## Problem statement
For the listing below, give the count of lines containing "Internet", and no other text.

Records for the task Block Start

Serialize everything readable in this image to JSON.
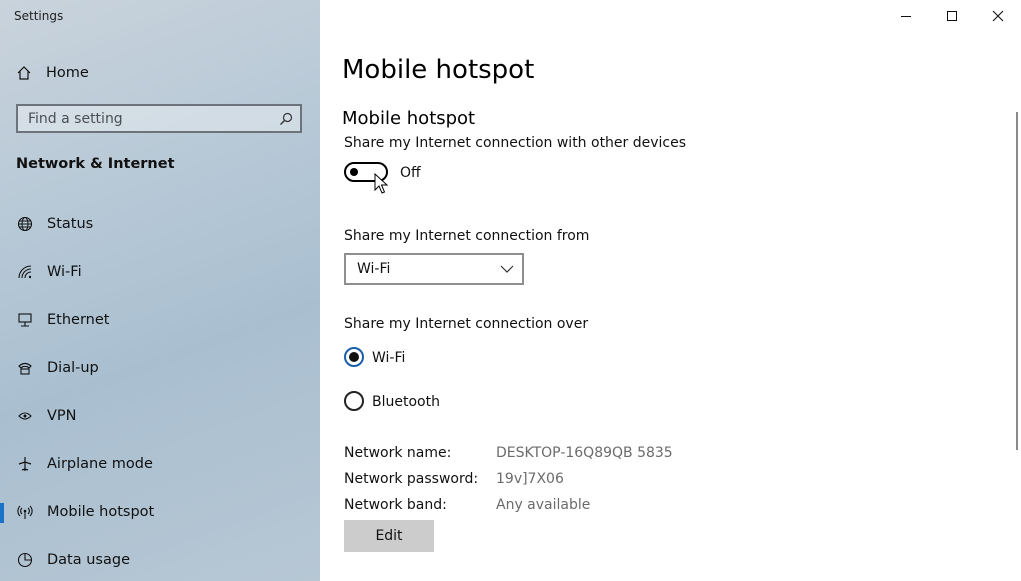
{
  "window": {
    "title": "Settings",
    "controls": [
      "minimize",
      "maximize",
      "close"
    ]
  },
  "sidebar": {
    "home_label": "Home",
    "search": {
      "placeholder": "Find a setting",
      "value": ""
    },
    "section_title": "Network & Internet",
    "items": [
      {
        "label": "Status",
        "icon": "globe-icon",
        "active": false
      },
      {
        "label": "Wi-Fi",
        "icon": "wifi-icon",
        "active": false
      },
      {
        "label": "Ethernet",
        "icon": "ethernet-icon",
        "active": false
      },
      {
        "label": "Dial-up",
        "icon": "dialup-icon",
        "active": false
      },
      {
        "label": "VPN",
        "icon": "vpn-icon",
        "active": false
      },
      {
        "label": "Airplane mode",
        "icon": "airplane-icon",
        "active": false
      },
      {
        "label": "Mobile hotspot",
        "icon": "hotspot-icon",
        "active": true
      },
      {
        "label": "Data usage",
        "icon": "data-usage-icon",
        "active": false
      }
    ],
    "accent": "#1a73c9"
  },
  "main": {
    "page_title": "Mobile hotspot",
    "hotspot": {
      "group_title": "Mobile hotspot",
      "share_label": "Share my Internet connection with other devices",
      "toggle_state": "Off"
    },
    "share_from": {
      "label": "Share my Internet connection from",
      "selected": "Wi-Fi"
    },
    "share_over": {
      "label": "Share my Internet connection over",
      "options": [
        {
          "label": "Wi-Fi",
          "checked": true
        },
        {
          "label": "Bluetooth",
          "checked": false
        }
      ]
    },
    "network": {
      "name_label": "Network name:",
      "name_value": "DESKTOP-16Q89QB 5835",
      "password_label": "Network password:",
      "password_value": "19v]7X06",
      "band_label": "Network band:",
      "band_value": "Any available"
    },
    "edit_label": "Edit"
  }
}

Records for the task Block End

## Result of this exercise
4